Committees of the HouseRoutine Proceedings

5:10 p.m.

Ottawa—Vanier Ontario

Liberal

Mauril Bélanger LiberalDeputy Leader of the Government in the House of Commons

Mr. Speaker, discussions have taken place between all parties and I believe if you were to seek it, you would find consent for the following motion:

I move:

That the fourth report of the Standing Committee on Procedure and House Affairs concerning membership on committees be deemed tabled and concurred in.

Committees of the HouseRoutine Proceedings

5:10 p.m.

The Deputy Speaker

Does the hon. deputy government House leader have the consent of the House to table this motion?

Committees of the HouseRoutine Proceedings

5:10 p.m.

Some hon. members

Agreed.

Committees of the HouseRoutine Proceedings

5:10 p.m.

The Deputy Speaker

The House has heard the terms of the motion. Is it the pleasure of the House to adopt the motion?

Committees of the HouseRoutine Proceedings

5:10 p.m.

Some hon. members

Agreed.

(Motion agreed to)

The House resumed consideration of the motion.

SupplyGovernment Orders

5:10 p.m.

The Deputy Speaker

It being 5:15 p.m. it is my duty to interrupt these proceedings and put forth every question necessary to dispose of the business of supply.
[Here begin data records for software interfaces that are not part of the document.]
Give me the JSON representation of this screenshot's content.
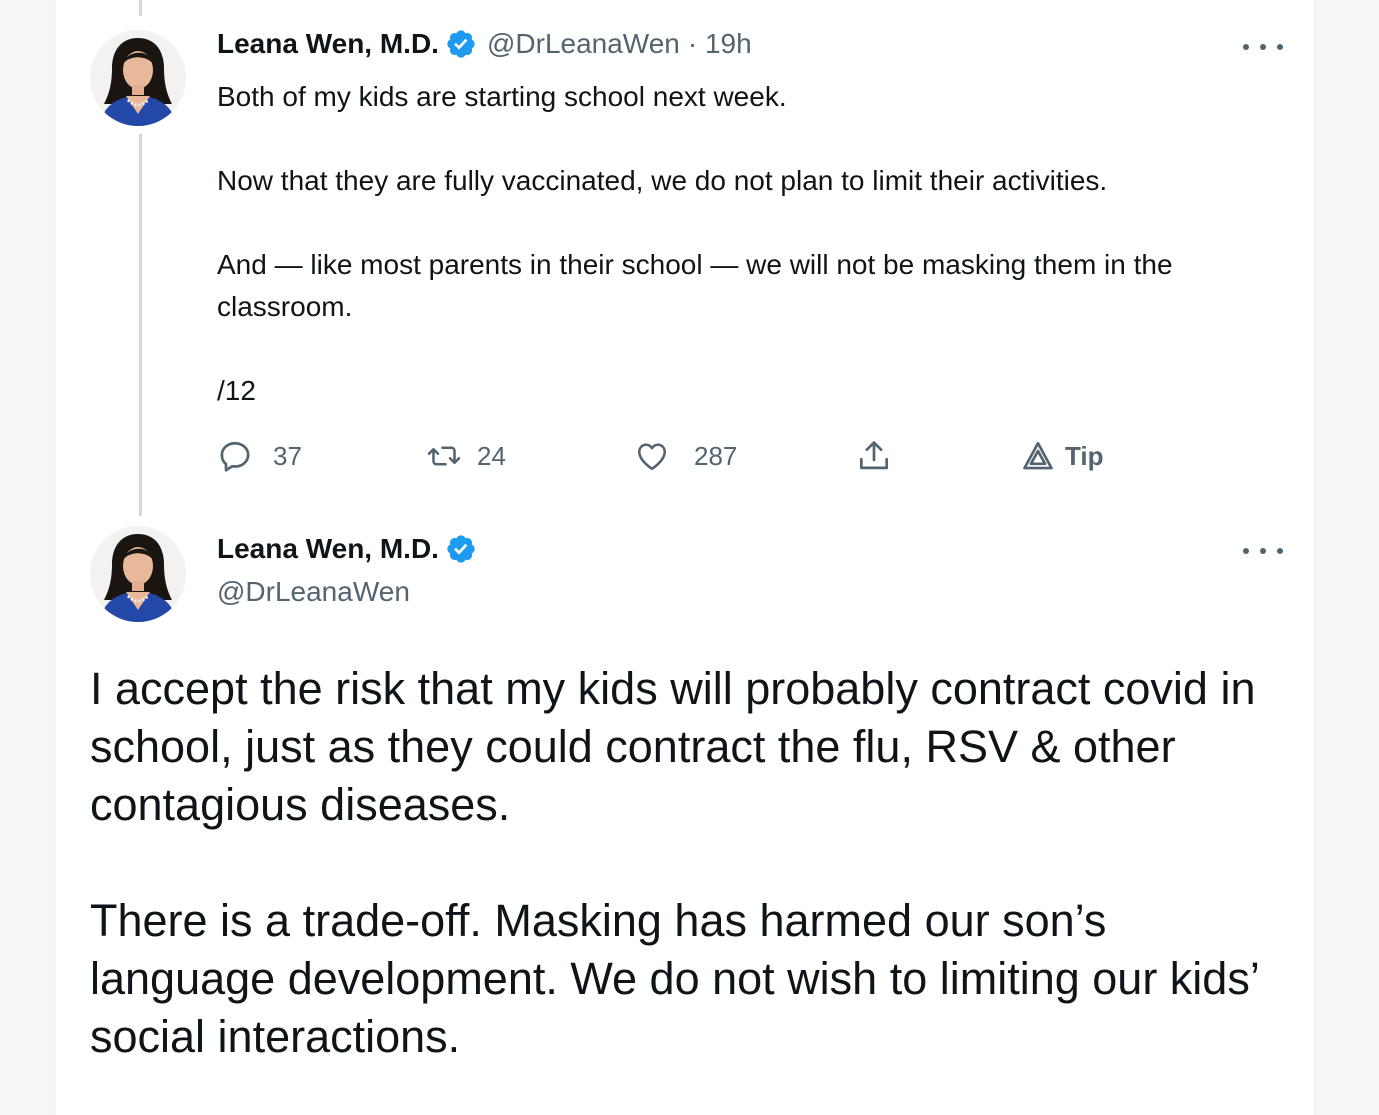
{
  "colors": {
    "text_primary": "#0f1419",
    "text_secondary": "#536471",
    "verified_blue": "#1d9bf0",
    "thread_line": "#cfd9de"
  },
  "tweet1": {
    "display_name": "Leana Wen, M.D.",
    "verified_icon": "verified-badge-icon",
    "handle": "@DrLeanaWen",
    "time": "· 19h",
    "paragraphs": [
      "Both of my kids are starting school next week.",
      "Now that they are fully vaccinated, we do not plan to limit their activities.",
      "And — like most parents in their school — we will not be masking them in the classroom.",
      "/12"
    ],
    "actions": {
      "reply_count": "37",
      "retweet_count": "24",
      "like_count": "287",
      "tip_label": "Tip"
    }
  },
  "tweet2": {
    "display_name": "Leana Wen, M.D.",
    "verified_icon": "verified-badge-icon",
    "handle": "@DrLeanaWen",
    "paragraphs": [
      "I accept the risk that my kids will probably contract covid in school, just as they could contract the flu, RSV & other contagious diseases.",
      "There is a trade-off. Masking has harmed our son’s language development. We do not wish to limiting our kids’ social interactions."
    ]
  }
}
The question is on the motion. Is it the pleasure of the House to adopt the motion?

SupplyGovernment Orders

5:10 p.m.

Some hon. members

Agreed.

SupplyGovernment Orders

5:10 p.m.

Some hon. members

No.

SupplyGovernment Orders

5:10 p.m.

The Deputy Speaker

All those in favour of the motion will please say yea.

SupplyGovernment Orders

5:10 p.m.

Some hon. members

Yea.

SupplyGovernment Orders

5:10 p.m.

The Deputy Speaker

All those opposed will please say nay.

SupplyGovernment Orders

5:10 p.m.

Some hon. members

Nay.

SupplyGovernment Orders

5:10 p.m.

The Deputy Speaker

In my opinion the nays have it.

And more than five members having risen:

SupplyGovernment Orders

5:10 p.m.

The Deputy Speaker

Call in the members.

(The House divided on the motion, which was negatived on the following division:)

SupplyGovernment Orders

5:45 p.m.

The Speaker

I declare the motion lost.

The House resumed from February 13 consideration of the motion

Radiocommunication ActGovernment Orders

February 17th, 2004 / 5:45 p.m.

The Speaker

Pursuant to order made on Friday, February 13, the House will now proceed to the taking of the deferred recorded division on the referral to committee before second reading of Bill C-2.

Radiocommunication ActGovernment Orders

5:45 p.m.

Liberal

Mauril Bélanger Liberal Ottawa—Vanier, ON

Mr. Speaker, if you seek it I think you will find unanimous consent that members who voted on the previous motion be recorded as voting on the motion now before the House, with Liberals members voting yes, except those who would have voted otherwise.

Radiocommunication ActGovernment Orders

5:45 p.m.

The Speaker

Is there unanimous consent of the House to proceed in this fashion?

Radiocommunication ActGovernment Orders

5:45 p.m.

Some hon. members

Agreed.

Radiocommunication ActGovernment Orders

5:45 p.m.

Canadian Alliance

Dale Johnston Canadian Alliance Wetaskiwin, AB

Mr. Speaker, the Conservative members present here today will vote no to this motion.